(Data records)
----
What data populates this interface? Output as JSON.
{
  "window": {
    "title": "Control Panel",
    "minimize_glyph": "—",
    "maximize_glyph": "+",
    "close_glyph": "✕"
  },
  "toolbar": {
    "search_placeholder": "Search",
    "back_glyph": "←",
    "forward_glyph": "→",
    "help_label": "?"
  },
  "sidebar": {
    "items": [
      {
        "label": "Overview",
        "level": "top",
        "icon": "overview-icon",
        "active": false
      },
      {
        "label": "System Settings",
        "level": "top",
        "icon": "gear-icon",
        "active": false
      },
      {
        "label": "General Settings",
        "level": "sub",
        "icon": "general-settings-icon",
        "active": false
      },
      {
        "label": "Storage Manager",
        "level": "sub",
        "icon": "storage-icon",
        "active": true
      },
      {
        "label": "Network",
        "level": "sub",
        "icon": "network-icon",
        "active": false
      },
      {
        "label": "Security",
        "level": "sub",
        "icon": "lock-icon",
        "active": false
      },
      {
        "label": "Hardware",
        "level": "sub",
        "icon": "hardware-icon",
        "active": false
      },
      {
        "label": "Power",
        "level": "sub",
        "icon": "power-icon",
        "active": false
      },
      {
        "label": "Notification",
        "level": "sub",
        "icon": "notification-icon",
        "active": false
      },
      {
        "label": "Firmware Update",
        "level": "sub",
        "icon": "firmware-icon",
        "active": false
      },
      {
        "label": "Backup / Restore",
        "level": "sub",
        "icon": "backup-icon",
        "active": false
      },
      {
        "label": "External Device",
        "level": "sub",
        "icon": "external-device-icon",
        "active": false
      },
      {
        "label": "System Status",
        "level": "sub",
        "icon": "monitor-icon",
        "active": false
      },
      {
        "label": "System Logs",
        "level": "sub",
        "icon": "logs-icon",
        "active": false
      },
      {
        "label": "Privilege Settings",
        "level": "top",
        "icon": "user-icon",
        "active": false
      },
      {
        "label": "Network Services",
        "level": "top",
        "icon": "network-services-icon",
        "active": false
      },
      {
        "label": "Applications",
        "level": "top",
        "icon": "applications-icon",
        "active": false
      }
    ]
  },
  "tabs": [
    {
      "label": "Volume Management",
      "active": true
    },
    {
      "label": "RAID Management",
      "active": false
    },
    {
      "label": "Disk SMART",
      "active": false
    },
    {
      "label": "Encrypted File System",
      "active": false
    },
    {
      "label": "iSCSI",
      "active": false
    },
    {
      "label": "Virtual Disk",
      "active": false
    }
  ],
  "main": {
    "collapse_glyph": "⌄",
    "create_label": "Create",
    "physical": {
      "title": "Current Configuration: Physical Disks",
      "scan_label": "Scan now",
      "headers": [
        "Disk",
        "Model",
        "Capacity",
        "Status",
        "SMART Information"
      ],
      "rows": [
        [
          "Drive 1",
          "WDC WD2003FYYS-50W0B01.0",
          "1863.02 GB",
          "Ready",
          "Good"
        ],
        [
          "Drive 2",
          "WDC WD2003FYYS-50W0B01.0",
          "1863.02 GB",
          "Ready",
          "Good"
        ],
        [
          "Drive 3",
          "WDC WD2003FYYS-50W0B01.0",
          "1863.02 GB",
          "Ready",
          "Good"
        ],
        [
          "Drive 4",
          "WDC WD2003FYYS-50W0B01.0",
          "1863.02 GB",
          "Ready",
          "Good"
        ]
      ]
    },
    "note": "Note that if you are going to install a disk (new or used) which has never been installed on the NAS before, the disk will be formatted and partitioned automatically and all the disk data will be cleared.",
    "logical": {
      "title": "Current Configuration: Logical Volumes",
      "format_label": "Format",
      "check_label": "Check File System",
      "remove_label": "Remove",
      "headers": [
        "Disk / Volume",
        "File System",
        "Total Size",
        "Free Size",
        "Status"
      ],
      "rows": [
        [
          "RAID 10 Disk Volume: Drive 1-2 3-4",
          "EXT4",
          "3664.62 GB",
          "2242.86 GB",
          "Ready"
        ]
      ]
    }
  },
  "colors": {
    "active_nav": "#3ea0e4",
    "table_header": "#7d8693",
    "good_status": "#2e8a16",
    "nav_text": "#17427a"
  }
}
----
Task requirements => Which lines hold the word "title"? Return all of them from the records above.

Solution for this problem =>
    "title": "Control Panel",
      "title": "Current Configuration: Physical Disks",
      "title": "Current Configuration: Logical Volumes",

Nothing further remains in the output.